Plus, the small conversations we had with our nonprofit simply because we were checking in quite often, led us to a fuller understanding of their work and what they needed from us. We were able to grasp the scope of the project much quicker and more completely than if we had been trying to figure it out on our own and only showing them completed tasks.
It's common practice to sit down with a client, have an initial conversion, and run away to your private cave to complete a project on your own—only showing the client the completed version. In my experience, this method leads to frustration and rigidness when the client is not 100% satisfied and requests revisions. Setting up more meetings or agreeing to a very open, back-n-forth dialogue throughout the project can eliminate confusion and vastly decrease the number of revisions to the final draft.
This may be a great place to bring Slack into play. With your client, create a Slack channel specifically for discussing a project. Then, whenever there’s a message in your channel, you both know to answer it quickly to keep the project moving. This way, you aren’t waiting for your message to be found in their inbox. There’s an unspoken urgency to answer chat messages that isn’t as prevalent for email.
3. Genuine Excitement and Passion is Infectious
Throughout all of the preplanning, Team Lead training, and long hours of the actual event, the Weekend for Good leaders emulated excitement and positivity. Every single one was always smiling, checking in on teams, and asking how they could help.
The Weekend for Good leaders did such a good job of hyping everyone up that even at 3 a.m. when I was finally home Friday evening, I found it hard to calm down. Everyone’s genuine happiness at the event filled me up and lasted all weekend and beyond. (As you can tell by this impressively long blog post, I just can’t stop talking about Weekend for Good.)
Everything is more enjoyable when you are excited about it. Whenever you can, find something to be excited about in your work, and share it with your coworkers. Make games out of everyday tasks. Take a minute to appreciate the work you do and why you do it. Life’s too short to drag your feet to work every day. You’ve got to find the good.
Some final Weekend for Good stats: 1 weekend. 220 volunteers. 18 nonprofits.

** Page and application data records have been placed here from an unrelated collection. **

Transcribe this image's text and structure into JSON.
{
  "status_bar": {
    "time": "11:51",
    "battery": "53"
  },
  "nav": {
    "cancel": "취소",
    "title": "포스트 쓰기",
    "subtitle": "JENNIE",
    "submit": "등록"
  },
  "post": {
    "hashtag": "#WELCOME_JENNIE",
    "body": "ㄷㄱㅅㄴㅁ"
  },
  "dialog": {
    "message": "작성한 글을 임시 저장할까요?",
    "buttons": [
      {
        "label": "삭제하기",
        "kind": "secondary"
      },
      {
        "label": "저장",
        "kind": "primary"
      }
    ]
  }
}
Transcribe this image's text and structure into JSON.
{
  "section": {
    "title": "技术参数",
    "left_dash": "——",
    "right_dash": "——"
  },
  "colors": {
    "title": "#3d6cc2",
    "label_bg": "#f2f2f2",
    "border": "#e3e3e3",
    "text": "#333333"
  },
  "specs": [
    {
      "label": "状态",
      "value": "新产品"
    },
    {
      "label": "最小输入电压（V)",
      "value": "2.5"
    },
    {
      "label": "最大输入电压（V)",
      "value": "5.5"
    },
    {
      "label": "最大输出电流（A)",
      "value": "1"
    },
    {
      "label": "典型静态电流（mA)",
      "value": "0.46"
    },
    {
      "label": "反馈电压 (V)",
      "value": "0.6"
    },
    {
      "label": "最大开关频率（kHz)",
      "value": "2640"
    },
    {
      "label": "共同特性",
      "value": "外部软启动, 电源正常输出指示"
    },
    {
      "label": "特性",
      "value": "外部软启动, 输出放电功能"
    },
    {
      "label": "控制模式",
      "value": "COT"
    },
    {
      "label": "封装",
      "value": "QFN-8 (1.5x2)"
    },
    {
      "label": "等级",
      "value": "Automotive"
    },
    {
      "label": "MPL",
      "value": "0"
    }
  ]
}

Over $370,000 worth of donated development/design work.
As the Weekend for Good leaders said to all of us at the close of the event, we did good for those who do good.